in Maryland are already cool. Across my
lawn chair’s white porcelain arm, a
spider drags his flat shadow like a farmer
inspecting his soybean field.
In Tampa, my grandfather stoked
blue ashes from his fireplace as flames leapt
like bobcats into our darkened living room.
When I was quite young, visiting
Tampa, peacocks wandered through
my bedroom window.

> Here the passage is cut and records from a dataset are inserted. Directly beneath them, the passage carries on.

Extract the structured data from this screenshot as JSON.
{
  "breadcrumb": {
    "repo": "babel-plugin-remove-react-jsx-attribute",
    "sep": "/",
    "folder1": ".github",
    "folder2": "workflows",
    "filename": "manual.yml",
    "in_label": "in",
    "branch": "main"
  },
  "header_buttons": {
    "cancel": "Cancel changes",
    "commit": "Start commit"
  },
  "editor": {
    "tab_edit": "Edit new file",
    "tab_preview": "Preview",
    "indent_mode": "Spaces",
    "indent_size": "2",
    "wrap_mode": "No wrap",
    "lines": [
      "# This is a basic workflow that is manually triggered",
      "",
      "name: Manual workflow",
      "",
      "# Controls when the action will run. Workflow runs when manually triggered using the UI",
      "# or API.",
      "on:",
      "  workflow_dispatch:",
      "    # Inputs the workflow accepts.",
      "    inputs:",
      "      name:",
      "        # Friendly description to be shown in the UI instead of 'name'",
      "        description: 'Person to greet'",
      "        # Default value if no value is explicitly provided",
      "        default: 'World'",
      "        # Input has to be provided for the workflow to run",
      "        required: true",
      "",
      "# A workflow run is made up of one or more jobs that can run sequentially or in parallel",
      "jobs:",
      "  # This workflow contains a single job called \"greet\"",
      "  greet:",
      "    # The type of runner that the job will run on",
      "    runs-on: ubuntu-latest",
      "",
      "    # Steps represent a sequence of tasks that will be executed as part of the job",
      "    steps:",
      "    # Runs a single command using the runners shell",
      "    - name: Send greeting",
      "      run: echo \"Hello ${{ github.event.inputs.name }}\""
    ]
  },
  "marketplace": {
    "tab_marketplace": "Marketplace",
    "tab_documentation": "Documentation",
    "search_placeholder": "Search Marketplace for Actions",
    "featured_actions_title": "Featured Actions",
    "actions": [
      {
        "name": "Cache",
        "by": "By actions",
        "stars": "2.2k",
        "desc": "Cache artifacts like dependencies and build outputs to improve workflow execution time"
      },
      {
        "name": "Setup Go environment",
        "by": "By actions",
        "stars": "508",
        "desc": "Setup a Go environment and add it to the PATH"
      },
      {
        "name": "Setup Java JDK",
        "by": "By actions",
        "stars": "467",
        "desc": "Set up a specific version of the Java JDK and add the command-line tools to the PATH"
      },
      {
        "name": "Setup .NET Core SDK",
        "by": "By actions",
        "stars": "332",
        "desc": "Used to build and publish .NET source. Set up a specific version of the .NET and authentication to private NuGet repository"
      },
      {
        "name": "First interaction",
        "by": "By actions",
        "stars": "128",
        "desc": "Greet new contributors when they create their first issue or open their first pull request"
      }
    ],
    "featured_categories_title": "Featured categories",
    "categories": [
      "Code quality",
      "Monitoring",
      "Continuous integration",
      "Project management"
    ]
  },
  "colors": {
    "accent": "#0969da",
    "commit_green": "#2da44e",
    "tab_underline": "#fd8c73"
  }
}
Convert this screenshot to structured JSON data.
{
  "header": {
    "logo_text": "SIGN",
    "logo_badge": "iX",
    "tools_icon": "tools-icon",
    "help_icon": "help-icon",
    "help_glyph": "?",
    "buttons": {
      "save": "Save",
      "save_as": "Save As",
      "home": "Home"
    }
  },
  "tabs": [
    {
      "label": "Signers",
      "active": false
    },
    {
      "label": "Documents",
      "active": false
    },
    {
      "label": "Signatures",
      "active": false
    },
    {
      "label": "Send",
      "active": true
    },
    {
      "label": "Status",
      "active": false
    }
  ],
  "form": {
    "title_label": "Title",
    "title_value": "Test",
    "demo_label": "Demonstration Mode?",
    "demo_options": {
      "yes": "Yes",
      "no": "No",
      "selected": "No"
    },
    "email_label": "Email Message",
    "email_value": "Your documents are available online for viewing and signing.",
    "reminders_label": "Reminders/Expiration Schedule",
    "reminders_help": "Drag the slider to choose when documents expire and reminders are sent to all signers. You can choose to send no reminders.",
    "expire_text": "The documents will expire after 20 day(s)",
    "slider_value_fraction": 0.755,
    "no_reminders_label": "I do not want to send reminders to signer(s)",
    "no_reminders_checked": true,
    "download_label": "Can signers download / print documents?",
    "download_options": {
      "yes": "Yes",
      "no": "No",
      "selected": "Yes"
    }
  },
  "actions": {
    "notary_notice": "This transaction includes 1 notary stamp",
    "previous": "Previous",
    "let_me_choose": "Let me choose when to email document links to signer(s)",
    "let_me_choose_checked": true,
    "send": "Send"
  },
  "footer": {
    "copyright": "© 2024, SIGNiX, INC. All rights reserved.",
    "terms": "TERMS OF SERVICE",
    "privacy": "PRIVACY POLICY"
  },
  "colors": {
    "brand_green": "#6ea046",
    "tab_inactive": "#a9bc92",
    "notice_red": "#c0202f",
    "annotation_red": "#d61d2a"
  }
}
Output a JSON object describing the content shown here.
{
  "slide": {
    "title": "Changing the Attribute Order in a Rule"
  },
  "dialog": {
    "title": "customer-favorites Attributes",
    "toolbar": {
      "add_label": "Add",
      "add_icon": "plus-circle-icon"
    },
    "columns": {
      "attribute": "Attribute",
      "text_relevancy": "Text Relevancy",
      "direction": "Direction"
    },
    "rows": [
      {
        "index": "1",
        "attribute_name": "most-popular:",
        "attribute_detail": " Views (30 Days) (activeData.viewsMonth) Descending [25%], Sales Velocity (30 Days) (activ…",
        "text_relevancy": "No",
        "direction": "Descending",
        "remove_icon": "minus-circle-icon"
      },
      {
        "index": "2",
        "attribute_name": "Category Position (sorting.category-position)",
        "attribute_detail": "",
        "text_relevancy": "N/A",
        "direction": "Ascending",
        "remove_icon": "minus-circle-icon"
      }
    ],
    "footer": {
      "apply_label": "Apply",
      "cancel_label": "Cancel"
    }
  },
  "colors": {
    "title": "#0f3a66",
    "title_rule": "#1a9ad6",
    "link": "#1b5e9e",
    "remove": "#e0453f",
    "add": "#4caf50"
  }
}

Around six in the
morning, their stained-glass cries were sad
epiphanies, one of the earliest signs that
I was not alone in the universe.
A pale maple leaf, with one tiny
ink-stain of yellow, falls from September’s
THROUGH THE DARKNESS
from a cigarette lighter.
in a crowded supermarket
I feel their
in my pockets
as I loiter
the syrupy yogurts,
cartons of butter
Native American princesses,
& cheese slices
individually wrapped in cellophane.
early Christmas morning,
a black handle
on a tin pie;
by the fact
that I cranked
My mother sang
the blackbird song,
prodding my diminutive imagination
to consider birds
hatching inside my pie.
I was mesmerized
by the birds’
black dots for eyes,
from a tin pie.
that black handle
to see where
eventually got stuck
in the pie’s tin opening,
like goose down
I toddled by,
© Alan Britt
Alan Britt’s new book, Vegetable Love, is out from March Street Press, 2009: